Stravinsky Violin Concerto
George Balanchine © The George Balanchine Trust
Concerto for Violin and Orchestra in D major
Photo © Paul Kolnik
In 1941, Balanchine choreographed Balustrade for the Ballet Russe to Stravinsky’s Violin Concerto in D. When he returned to the score three decades later, he could no longer remember his original choreography. But Balanchine was not at all disturbed by the loss. “What I did then was for then,” he said, “and what I wanted to do to this music for our Stravinsky Festival… represented more than 30 years’ difference.” The new choreography follows the score directly: An opening “Toccata” and a final “Capriccio” enclose two central “Arias,” which form contrasting pas de deux for two different couples.
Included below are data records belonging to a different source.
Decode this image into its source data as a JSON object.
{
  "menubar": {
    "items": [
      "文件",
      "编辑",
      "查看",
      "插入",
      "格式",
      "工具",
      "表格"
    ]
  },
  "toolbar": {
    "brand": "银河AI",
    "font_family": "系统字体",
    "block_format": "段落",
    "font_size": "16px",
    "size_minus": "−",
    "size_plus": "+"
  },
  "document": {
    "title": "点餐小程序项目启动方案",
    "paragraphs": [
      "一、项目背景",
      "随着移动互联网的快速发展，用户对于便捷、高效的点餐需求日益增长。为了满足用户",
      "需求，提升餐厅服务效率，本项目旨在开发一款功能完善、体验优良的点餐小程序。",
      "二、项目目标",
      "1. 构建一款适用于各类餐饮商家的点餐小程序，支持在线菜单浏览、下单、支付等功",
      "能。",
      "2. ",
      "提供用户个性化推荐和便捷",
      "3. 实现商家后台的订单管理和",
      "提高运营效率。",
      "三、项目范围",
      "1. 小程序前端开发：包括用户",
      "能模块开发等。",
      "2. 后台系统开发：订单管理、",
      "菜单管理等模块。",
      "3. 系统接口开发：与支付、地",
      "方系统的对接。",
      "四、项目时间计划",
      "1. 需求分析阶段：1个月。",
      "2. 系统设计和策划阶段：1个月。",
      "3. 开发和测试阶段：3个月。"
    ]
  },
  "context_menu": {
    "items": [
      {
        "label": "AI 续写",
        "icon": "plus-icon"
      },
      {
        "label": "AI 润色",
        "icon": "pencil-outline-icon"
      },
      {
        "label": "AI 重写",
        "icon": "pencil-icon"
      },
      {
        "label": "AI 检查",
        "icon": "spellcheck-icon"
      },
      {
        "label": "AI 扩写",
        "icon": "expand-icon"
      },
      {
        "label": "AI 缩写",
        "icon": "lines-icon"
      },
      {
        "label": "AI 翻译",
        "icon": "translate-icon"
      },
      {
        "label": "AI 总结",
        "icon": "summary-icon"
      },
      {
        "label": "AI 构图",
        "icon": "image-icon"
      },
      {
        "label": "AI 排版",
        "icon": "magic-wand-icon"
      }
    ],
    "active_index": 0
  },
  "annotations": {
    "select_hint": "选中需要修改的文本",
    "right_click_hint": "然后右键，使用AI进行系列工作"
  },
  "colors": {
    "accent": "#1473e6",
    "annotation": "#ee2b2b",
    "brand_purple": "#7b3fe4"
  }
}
Igor Stravinsky (1882-1971), born in Russia, is acknowledged as one of the great composers of the twentieth century. His work encompassed styles as diverse as Romanticism, Neoclassicism, and Serialism. His ballets for Diaghilev’s Ballets Russes included The Firebird, Petrushka, The Rite of Spring, and Apollo. His music has been used in over thirty ballets originating with New York City Ballet from 1948 through 1987, including Danses Concertantes, Orpheus, The Cage, Agon, Monumentum pro Gesualdo, Rubies, Symphony in Three Movements, Stravinsky Violin Concerto, Concerto for Two Solo Pianos, Suite from L’Histoire du Soldat, Concertino, and Jeu de Cartes.